Task statement: Every line below containing the word "data" should be found and copied.

Material supplied:
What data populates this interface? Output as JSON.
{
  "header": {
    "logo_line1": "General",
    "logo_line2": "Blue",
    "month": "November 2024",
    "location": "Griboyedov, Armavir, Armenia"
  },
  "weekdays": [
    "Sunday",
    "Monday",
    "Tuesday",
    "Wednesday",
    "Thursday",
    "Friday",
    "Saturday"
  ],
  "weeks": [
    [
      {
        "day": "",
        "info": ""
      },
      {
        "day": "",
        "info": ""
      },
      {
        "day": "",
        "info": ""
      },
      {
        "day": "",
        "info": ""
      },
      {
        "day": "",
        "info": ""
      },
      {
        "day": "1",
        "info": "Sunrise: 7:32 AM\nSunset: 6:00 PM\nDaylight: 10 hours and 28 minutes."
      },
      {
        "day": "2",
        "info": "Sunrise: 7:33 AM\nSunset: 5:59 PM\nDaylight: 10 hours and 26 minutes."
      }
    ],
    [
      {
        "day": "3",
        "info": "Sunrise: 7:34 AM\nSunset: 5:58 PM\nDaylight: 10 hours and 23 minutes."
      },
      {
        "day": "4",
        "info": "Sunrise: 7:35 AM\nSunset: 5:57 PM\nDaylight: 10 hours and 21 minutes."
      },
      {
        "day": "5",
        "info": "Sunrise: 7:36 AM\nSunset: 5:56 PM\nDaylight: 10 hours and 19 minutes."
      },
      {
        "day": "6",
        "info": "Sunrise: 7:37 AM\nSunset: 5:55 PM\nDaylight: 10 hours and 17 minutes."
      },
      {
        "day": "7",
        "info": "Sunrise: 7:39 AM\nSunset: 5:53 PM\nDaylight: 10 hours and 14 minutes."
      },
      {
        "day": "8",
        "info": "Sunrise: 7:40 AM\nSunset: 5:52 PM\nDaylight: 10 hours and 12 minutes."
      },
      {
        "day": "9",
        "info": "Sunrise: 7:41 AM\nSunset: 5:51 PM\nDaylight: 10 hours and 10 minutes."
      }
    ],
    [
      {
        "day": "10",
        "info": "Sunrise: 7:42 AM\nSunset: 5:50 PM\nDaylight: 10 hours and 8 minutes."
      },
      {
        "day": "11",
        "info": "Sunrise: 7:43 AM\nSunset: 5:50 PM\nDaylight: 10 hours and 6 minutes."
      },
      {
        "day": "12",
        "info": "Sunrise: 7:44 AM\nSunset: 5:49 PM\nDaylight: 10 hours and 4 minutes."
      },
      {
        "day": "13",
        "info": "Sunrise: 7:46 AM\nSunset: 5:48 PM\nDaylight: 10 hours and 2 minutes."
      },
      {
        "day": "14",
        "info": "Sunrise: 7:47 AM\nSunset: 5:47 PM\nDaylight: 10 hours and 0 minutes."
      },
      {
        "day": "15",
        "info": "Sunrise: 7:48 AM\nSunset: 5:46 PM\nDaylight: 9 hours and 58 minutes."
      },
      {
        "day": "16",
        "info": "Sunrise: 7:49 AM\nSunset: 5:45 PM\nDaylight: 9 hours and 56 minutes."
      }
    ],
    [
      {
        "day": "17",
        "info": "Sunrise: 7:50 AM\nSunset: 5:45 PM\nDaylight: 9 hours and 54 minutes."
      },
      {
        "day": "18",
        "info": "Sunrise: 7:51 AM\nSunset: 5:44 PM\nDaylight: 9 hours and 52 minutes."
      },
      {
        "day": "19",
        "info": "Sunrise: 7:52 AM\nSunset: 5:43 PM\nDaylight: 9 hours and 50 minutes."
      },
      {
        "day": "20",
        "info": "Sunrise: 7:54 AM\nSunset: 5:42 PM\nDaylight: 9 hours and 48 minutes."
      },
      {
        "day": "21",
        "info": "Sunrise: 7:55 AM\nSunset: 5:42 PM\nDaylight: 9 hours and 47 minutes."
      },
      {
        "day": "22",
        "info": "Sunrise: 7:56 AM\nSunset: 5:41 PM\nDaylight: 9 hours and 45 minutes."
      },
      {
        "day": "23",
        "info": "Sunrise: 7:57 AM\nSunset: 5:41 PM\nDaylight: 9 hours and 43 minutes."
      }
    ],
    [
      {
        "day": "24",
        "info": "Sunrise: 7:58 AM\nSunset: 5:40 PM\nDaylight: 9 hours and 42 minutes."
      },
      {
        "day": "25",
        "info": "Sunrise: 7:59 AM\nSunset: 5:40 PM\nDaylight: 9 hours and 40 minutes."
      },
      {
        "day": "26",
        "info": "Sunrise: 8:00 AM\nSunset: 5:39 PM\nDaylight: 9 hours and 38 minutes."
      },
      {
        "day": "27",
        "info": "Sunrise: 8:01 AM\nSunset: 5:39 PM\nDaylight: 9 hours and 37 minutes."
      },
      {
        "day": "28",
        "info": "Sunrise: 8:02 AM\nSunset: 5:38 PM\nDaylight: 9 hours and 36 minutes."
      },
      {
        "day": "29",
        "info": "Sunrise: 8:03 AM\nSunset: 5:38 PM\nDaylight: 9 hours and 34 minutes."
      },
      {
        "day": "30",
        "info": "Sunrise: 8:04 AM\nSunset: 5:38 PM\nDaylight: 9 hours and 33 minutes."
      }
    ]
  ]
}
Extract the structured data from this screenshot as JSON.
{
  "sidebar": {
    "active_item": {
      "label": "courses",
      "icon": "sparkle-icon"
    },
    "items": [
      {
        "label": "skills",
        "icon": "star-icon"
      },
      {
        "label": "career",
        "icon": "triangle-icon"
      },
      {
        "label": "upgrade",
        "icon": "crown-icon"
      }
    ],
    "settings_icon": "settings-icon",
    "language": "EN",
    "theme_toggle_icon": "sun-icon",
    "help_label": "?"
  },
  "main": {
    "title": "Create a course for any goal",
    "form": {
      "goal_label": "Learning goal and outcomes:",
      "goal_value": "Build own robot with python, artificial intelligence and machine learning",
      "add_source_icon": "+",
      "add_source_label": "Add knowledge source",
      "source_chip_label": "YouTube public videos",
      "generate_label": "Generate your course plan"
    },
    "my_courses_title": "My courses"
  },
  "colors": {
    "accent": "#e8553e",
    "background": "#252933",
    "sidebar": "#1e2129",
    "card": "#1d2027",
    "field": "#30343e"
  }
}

Exercise response:
What data populates this interface? Output as JSON.
Extract the structured data from this screenshot as JSON.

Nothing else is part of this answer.